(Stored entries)

>>>

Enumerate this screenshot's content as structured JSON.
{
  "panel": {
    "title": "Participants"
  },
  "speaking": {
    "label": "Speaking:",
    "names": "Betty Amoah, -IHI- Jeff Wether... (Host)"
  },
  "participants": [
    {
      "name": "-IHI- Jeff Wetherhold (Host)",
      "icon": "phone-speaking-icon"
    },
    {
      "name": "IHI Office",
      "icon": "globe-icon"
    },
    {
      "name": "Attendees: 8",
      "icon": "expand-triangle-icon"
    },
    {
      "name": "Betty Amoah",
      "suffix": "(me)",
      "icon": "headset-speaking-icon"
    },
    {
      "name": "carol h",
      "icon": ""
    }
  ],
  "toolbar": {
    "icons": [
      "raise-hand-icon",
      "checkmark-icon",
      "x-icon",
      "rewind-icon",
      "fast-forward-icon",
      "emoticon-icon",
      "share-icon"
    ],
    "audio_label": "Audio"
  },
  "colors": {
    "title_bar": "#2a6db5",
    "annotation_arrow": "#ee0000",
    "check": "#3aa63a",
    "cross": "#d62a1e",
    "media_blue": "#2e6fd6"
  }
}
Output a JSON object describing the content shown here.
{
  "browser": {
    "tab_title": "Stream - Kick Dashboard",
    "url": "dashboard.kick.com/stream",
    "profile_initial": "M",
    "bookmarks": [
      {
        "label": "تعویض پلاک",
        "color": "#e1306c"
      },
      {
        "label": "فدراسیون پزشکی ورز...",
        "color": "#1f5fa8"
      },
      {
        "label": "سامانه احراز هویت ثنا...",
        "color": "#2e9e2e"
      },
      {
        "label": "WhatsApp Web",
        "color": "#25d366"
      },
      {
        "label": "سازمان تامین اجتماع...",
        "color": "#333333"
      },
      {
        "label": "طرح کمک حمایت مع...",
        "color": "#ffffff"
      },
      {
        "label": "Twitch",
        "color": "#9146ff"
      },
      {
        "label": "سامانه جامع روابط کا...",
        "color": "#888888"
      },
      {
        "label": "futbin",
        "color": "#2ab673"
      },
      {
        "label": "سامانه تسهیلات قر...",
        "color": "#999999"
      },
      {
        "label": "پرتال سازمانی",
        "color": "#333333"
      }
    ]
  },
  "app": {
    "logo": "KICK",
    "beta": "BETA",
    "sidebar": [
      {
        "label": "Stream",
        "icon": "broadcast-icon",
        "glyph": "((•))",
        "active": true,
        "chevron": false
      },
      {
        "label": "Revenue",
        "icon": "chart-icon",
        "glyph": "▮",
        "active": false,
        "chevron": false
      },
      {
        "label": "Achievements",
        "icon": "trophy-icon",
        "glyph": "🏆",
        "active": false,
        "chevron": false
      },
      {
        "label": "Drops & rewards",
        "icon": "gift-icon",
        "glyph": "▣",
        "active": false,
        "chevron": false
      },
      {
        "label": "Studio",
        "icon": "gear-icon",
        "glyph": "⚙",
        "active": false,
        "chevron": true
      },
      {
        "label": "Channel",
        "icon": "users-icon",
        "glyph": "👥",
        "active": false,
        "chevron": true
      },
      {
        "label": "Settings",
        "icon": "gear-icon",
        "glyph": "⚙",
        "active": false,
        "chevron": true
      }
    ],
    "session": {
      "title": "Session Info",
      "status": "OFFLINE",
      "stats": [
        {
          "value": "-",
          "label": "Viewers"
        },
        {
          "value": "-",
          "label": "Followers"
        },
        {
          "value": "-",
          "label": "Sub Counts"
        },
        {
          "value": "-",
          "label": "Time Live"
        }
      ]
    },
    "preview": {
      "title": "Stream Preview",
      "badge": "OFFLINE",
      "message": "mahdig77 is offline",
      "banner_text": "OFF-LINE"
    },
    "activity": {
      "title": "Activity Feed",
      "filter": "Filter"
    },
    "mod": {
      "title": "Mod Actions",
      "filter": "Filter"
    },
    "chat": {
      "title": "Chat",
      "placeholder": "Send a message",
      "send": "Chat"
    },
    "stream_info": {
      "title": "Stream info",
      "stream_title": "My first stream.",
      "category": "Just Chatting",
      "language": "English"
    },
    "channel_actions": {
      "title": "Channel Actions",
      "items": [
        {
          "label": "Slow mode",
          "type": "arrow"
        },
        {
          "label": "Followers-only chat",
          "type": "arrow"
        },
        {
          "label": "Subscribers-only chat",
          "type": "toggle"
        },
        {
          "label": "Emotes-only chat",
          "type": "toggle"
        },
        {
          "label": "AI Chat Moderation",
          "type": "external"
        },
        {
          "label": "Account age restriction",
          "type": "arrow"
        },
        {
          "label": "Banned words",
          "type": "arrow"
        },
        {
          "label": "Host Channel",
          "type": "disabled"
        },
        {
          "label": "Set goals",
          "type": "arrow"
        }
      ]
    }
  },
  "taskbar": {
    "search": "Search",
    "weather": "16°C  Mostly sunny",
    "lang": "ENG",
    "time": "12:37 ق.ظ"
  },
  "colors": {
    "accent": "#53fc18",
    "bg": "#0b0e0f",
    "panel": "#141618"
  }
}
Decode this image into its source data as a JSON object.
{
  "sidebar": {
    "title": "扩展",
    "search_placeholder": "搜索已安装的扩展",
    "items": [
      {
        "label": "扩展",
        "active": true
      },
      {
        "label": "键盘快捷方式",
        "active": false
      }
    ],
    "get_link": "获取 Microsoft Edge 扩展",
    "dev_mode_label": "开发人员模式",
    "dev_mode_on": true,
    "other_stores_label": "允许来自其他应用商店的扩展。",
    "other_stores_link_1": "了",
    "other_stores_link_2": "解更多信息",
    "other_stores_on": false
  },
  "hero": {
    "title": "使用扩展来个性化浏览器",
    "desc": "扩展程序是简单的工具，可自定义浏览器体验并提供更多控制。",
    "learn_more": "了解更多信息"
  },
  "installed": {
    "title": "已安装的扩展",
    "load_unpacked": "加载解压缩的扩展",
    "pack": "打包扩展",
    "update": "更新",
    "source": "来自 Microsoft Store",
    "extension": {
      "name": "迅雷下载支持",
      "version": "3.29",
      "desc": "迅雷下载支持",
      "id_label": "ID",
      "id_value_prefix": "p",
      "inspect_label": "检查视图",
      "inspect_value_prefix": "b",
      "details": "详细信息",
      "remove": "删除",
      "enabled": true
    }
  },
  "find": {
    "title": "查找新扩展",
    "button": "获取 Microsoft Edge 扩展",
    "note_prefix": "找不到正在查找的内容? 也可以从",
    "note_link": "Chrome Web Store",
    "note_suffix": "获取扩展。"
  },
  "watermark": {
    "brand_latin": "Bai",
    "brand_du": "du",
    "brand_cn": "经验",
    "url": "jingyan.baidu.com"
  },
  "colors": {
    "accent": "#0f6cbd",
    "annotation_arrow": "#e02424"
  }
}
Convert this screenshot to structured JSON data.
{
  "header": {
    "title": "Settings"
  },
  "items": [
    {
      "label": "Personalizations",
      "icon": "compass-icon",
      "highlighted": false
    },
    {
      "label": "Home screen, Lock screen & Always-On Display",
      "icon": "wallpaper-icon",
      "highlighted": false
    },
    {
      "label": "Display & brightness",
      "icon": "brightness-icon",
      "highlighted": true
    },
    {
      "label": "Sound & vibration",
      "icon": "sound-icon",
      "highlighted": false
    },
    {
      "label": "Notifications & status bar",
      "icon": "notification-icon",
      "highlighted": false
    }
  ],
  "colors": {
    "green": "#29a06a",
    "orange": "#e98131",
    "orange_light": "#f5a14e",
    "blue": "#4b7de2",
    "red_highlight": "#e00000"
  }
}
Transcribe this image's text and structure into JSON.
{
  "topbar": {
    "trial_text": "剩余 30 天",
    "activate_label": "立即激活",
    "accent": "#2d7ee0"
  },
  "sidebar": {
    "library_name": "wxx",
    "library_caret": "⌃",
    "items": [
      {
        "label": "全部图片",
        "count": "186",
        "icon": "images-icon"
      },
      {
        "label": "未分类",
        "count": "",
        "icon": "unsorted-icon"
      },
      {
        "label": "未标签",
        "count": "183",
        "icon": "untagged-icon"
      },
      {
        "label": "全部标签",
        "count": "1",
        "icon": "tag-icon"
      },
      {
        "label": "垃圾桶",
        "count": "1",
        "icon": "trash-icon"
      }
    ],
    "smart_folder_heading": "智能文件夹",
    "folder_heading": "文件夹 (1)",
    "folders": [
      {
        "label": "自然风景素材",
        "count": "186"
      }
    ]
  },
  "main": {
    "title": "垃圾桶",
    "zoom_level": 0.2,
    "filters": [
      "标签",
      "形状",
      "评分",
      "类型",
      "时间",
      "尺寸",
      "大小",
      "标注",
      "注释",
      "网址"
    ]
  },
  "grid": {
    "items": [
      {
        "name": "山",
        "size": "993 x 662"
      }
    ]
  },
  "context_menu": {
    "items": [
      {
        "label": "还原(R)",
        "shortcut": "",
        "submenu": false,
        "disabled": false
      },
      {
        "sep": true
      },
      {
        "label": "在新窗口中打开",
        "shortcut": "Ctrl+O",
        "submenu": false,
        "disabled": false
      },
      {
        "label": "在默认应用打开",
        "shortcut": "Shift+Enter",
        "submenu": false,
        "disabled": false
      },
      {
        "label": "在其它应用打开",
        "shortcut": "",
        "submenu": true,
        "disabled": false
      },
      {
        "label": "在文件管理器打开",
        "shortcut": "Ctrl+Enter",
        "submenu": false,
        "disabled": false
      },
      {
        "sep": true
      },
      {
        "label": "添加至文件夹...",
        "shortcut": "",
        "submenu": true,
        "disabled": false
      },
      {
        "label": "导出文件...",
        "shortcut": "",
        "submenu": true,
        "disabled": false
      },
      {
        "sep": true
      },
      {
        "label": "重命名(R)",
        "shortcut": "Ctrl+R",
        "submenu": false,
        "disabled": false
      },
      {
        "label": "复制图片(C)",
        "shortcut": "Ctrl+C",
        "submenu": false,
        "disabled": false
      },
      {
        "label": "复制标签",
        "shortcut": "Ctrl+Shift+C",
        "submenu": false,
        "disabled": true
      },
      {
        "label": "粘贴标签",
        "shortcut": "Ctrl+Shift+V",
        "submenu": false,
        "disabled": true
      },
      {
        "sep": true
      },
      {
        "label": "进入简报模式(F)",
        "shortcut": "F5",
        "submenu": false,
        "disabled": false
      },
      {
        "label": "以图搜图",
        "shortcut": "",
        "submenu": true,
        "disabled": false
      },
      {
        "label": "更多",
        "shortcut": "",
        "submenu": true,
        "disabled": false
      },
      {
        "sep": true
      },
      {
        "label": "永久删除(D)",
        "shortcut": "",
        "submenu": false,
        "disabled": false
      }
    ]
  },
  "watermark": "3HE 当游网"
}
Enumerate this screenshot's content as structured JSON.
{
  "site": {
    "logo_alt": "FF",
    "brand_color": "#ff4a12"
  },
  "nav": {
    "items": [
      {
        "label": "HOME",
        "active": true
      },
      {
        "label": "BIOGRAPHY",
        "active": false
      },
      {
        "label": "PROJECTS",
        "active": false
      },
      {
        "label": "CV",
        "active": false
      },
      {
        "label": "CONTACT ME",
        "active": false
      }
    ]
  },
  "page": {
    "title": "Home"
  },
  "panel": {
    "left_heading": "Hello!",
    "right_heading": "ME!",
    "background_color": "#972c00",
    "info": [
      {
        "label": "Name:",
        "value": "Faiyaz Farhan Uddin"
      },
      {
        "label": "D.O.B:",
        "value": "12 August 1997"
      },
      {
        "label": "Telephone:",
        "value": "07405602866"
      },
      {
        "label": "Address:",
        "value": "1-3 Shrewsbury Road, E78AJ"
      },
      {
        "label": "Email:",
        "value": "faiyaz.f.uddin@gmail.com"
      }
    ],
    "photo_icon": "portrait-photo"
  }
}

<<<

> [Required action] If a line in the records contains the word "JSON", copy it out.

> [Completed task]
Enumerate this screenshot's content as structured JSON.
Output a JSON object describing the content shown here.
Decode this image into its source data as a JSON object.
Convert this screenshot to structured JSON data.
Transcribe this image's text and structure into JSON.
Enumerate this screenshot's content as structured JSON.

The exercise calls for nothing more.